    You won't get it right straight away; but you will find that some of what you write is pure gold, even if the rest of that morning's output is fit only for the compost. You've got the drive, and the desire, but you need to have a goal to aim for. If you're into short fiction, try competitions. Even if you never send an entry in, writing to a deadline may prove constructive. Also, writing to a theme that you hadn't considered is good for you. And if you do send them in, who knows? You could win a prize - wouldn't that be great?

    Nothing you write is ever wasted, by the way. Even if you screw it up (or whatever the computer equivalent is) and chuck it in the bin, you do so because you're learning, and because your critical eye knows it's not quite right.

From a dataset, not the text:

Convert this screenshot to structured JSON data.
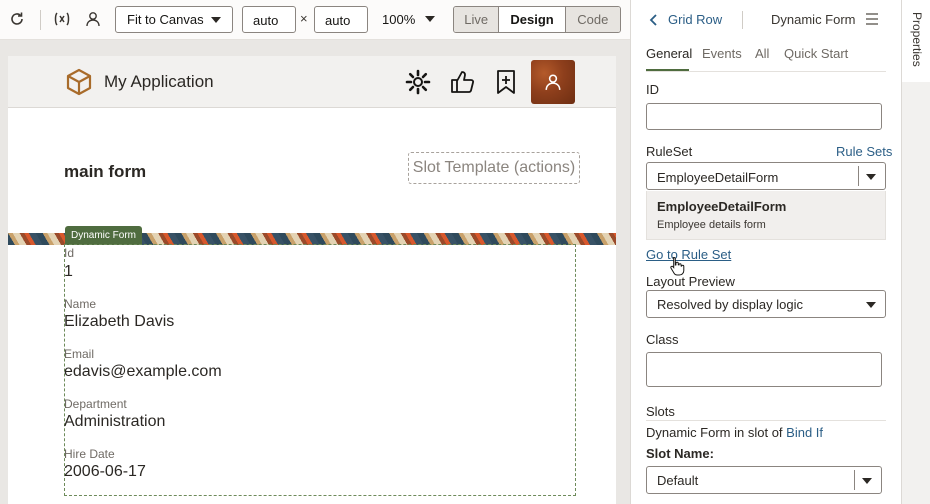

    So keep on writing and experimenting, but keep the descriptive passages to a minimum unless they are essential.

    Good luck!
  • b-r, people leave lasagne in your house? I'm shocked. Never happens here.
  • Or if you love dialogue why not write plays?!


  • I love writing fiction, it's just sometimes the words refuse to come to me.
  • Hi, JM.
    You could always try dabbling in different lengths - flash or short stories, for example. I always think you have to work up to a novel.

    Have a look for writing prompts in competitions/submission requirements and see if you can get inspired.
  • Working from short story to novel is like going from boyfriend to husband: the gig just gets tougher and tougher!
  • i find when I HAVE to write, ie there's a deadline, I start off and it's ghastly but I just carry on and the more you do the more you do and as soon as you are doing loads you get prolific, or at least able.

    I forgot a deadline earlier in the year, thought it was August but it was January the 1st - I wrote a third of a book (doing it with two others) in a week. I usually take months to write that much.

    You ARE capable. But just, well lazy. Most people are. It takes a special sort of person to apply themselves to something without anyone looking over their shoulder to make them carry on. I am just the same, my brain idles if left idle, it's very hard to get going without outside stimulation.

    One way of getting the brain working is going for a walk (take a pen and paper!) as ideas usually come, then.